MK: What do you thing is a role of learning beyond the schools and non-vocational learning in current reality?
MZI: We live in incredibly intensive times and often we practice a profession that did not exist when we were at school. Often this form of learning is the only way to obtain or improve qualifications in a certain area, especially as schools (especially public ones) are institutions that do not adapt very fast to situation on the labour market. However, I am glad that more and more people want to share knowledge and practical experiences with others, e.g. during meetings like Rails Girls, conferences, workshops or so called barcamps.
MK: Is this type of learning more effective than traditional? Can it will be a replacement of traditional learning or maybe it complements it?
MZI: Definitely yes! We know that we learn better if we study something that we like, related to a topic that is close to us. Motivation is a key factor in learning – it is even more important than predisposition. Traditional education, however, provides us with a base of general knowledge.

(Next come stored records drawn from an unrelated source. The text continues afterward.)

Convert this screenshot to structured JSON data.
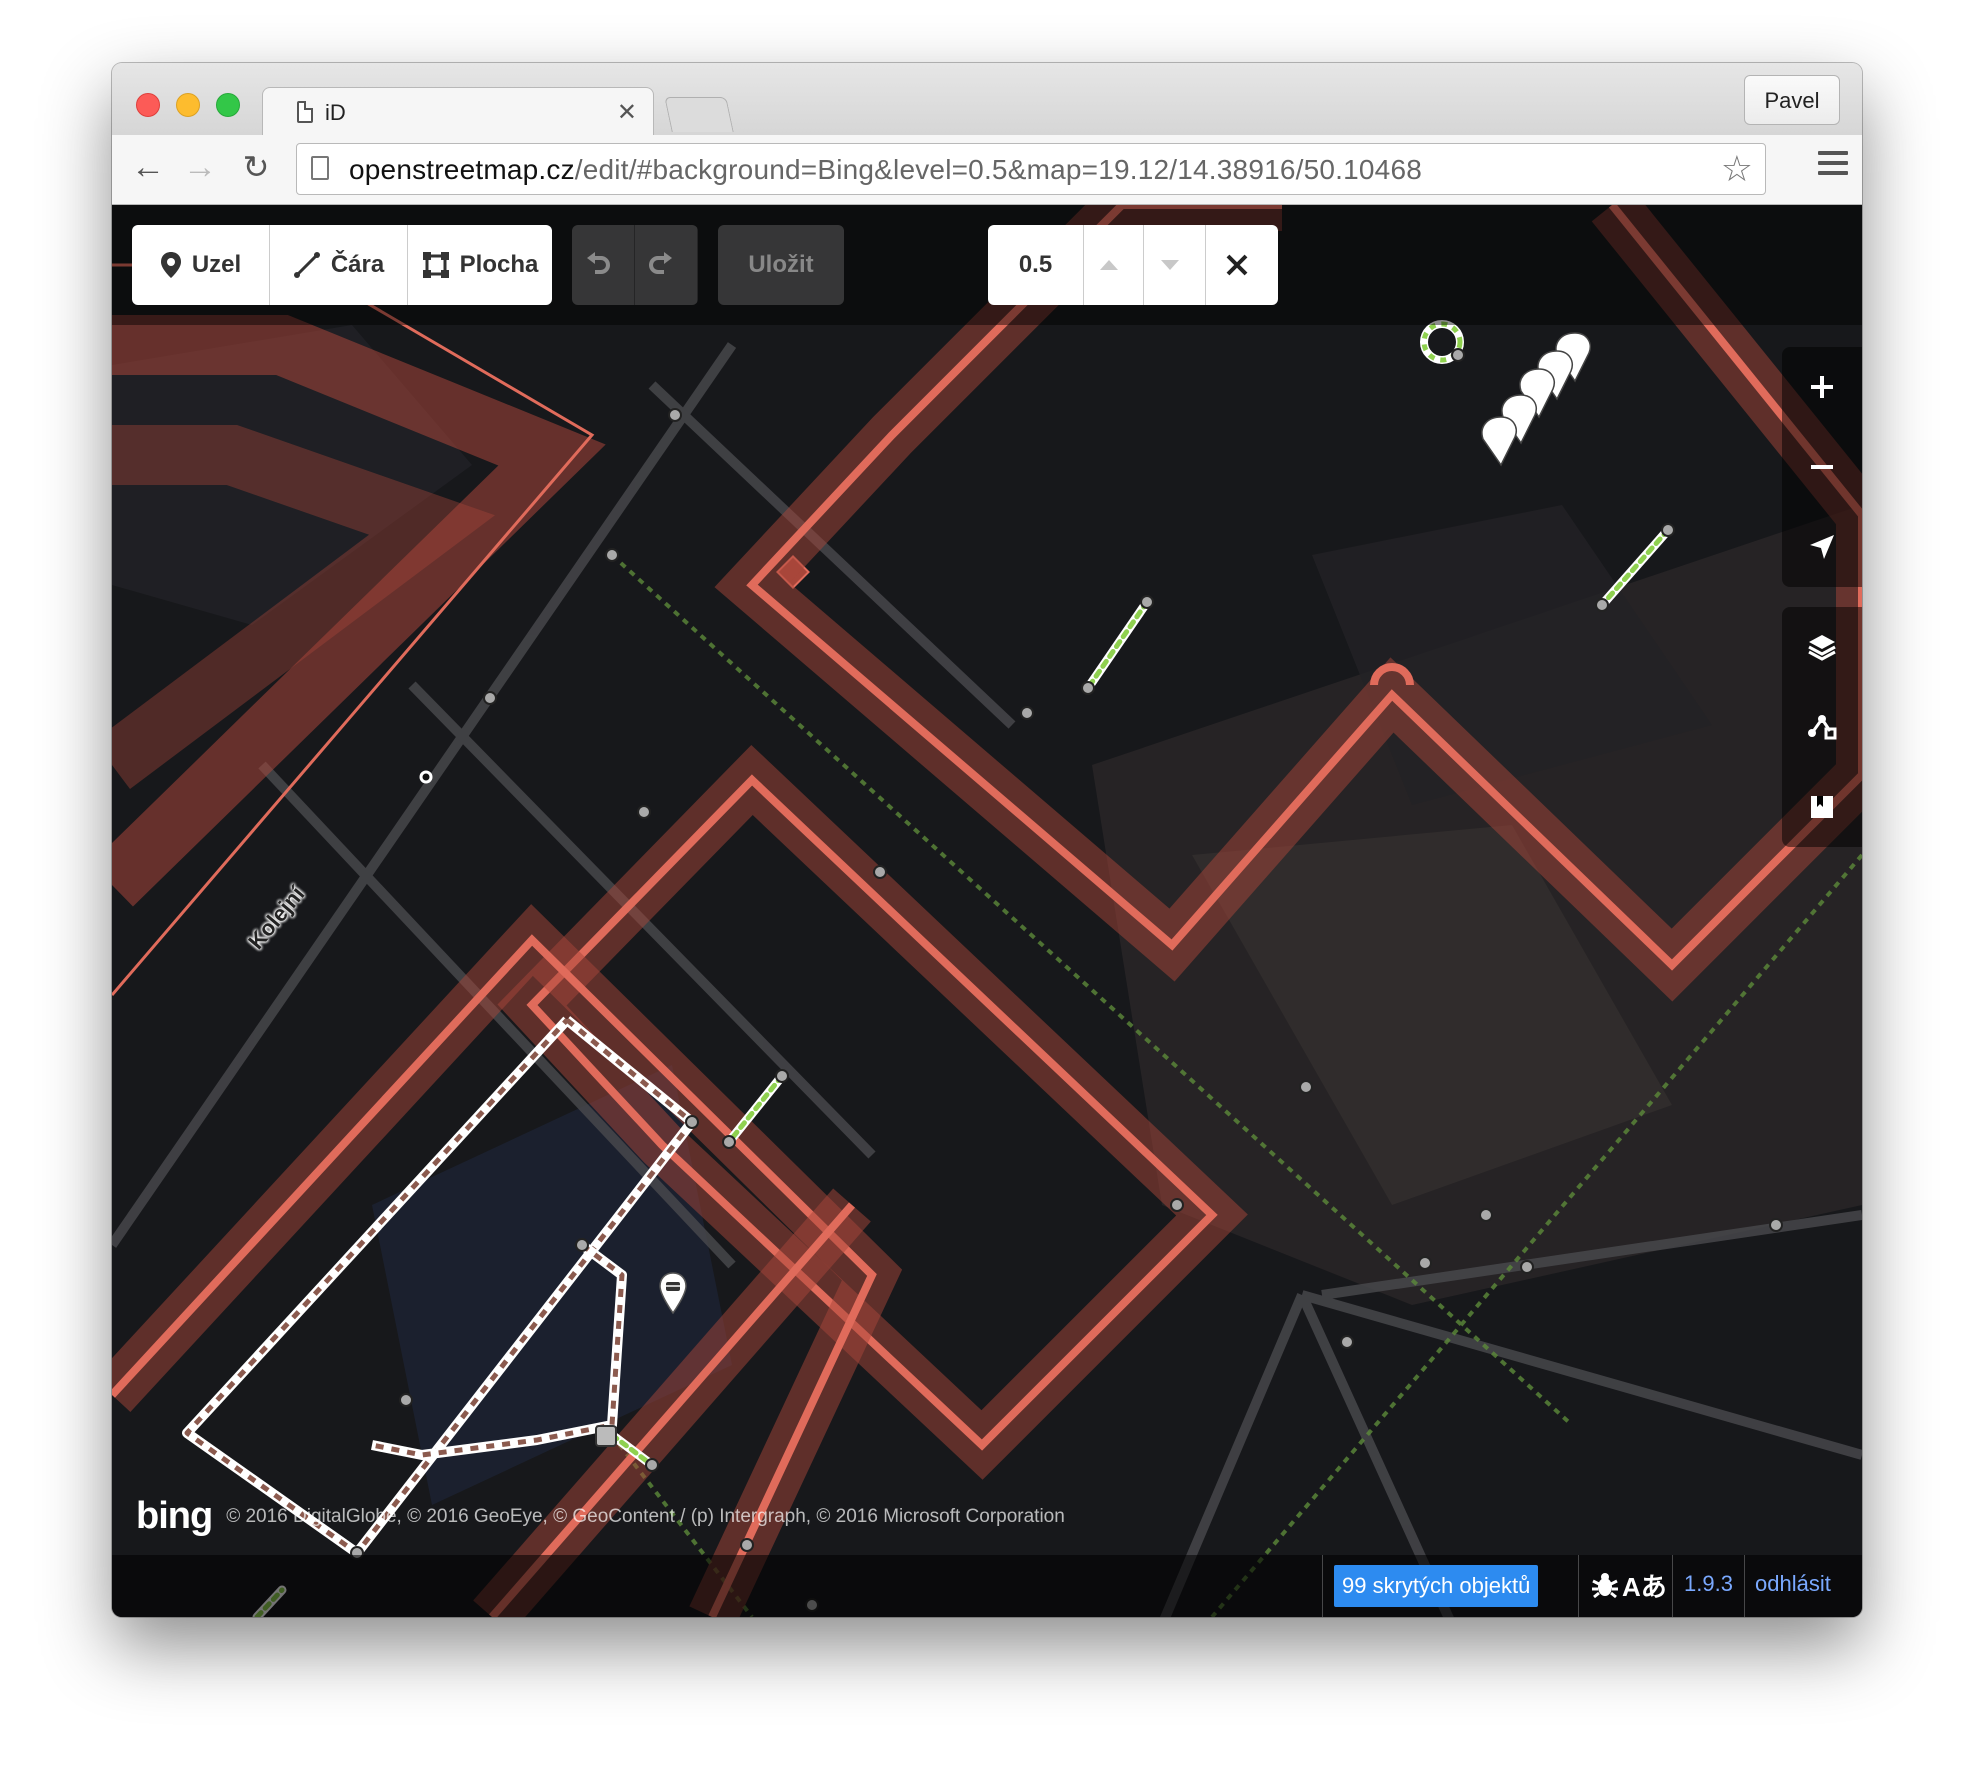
{
  "browser": {
    "tab_title": "iD",
    "profile_name": "Pavel",
    "url_host": "openstreetmap.cz",
    "url_path": "/edit/#background=Bing&level=0.5&map=19.12/14.38916/50.10468"
  },
  "editor": {
    "modes": [
      {
        "label": "Uzel",
        "icon": "point-icon"
      },
      {
        "label": "Čára",
        "icon": "line-icon"
      },
      {
        "label": "Plocha",
        "icon": "area-icon"
      }
    ],
    "save_label": "Uložit",
    "level_value": "0.5",
    "street_label": "Kolejní"
  },
  "map_controls": [
    "zoom-in-icon",
    "zoom-out-icon",
    "geolocate-icon",
    "layers-icon",
    "map-data-icon",
    "help-icon"
  ],
  "attribution": {
    "logo": "bing",
    "text": "© 2016 DigitalGlobe, © 2016 GeoEye, © GeoContent / (p) Intergraph, © 2016 Microsoft Corporation"
  },
  "footer": {
    "hidden_features": "99 skrytých objektů",
    "language_glyph": "Aあ",
    "version": "1.9.3",
    "logout": "odhlásit"
  },
  "colors": {
    "building_outline": "#e06b5b",
    "building_fill": "#a8463a",
    "footway": "#8fd14f",
    "accent": "#2d8bf0",
    "link": "#7aa9ff"
  }
}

It would be difficult to build our specific competences without it. Besides, as I already mentioned, we live in such times that it is hard to tell what knowledge will be useful in the future. In my present job I use knowledge and all my professional and non-professional experiences, which I acquired to date – skills that I gained at school, in scouting, during philology and marketing studies, during services designing as well as during my many years of experience as a teacher, as a headhunter, an implementation specialist or a project coordinator. It is all useful now and thanks to those experiences I can help IT companies to develop and cooperate easier as well as to show other persons what kind of interesting things can be created in this area.

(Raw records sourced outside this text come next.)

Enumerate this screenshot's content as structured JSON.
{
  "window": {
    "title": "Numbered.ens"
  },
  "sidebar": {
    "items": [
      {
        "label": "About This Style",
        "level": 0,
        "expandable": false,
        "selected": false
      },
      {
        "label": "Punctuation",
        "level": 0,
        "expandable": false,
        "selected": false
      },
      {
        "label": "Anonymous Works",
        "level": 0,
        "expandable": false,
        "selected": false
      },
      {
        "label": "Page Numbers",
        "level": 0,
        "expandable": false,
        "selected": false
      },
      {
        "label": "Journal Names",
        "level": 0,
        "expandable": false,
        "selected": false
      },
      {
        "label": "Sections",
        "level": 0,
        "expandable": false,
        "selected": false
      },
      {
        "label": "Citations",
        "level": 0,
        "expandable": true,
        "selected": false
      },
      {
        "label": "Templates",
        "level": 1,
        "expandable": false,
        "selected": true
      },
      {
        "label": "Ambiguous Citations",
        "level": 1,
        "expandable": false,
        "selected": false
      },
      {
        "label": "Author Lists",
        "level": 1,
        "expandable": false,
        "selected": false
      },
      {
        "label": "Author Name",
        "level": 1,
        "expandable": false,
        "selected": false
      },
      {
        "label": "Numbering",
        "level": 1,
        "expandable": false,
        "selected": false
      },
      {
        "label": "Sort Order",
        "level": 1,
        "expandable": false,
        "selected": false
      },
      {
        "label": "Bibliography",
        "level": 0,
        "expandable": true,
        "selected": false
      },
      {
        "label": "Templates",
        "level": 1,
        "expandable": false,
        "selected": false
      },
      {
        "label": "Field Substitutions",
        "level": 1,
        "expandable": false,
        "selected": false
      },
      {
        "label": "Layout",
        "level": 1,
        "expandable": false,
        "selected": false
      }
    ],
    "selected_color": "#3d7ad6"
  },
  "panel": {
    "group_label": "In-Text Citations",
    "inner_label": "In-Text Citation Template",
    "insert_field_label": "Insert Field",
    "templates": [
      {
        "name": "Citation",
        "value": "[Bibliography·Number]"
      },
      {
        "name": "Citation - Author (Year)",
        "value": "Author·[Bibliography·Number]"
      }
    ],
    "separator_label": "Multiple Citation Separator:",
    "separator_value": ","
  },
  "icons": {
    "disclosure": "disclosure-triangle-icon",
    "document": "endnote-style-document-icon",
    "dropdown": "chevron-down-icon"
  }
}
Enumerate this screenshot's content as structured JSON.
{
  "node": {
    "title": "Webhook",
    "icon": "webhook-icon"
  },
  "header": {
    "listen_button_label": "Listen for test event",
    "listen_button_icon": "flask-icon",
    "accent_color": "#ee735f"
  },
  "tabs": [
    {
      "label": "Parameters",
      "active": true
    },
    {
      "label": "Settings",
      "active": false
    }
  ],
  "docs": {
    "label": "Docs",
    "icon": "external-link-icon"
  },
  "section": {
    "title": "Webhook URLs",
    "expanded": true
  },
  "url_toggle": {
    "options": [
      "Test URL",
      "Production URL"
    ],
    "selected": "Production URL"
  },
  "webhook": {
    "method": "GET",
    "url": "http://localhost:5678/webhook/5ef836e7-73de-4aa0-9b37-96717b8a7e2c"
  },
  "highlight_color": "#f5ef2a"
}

MK: Thank you for the interview.
Marta Kostecka is a librarian, promotion specialist in the Municipal Library in Szczecin (Poland) and a member of LABiB network. Passionate about new media, and new technologies in the service of books, readers, librarians and libraries. She has experience in conducting workshops concerning those topics. She is interested in media and information education as well as in continuous education.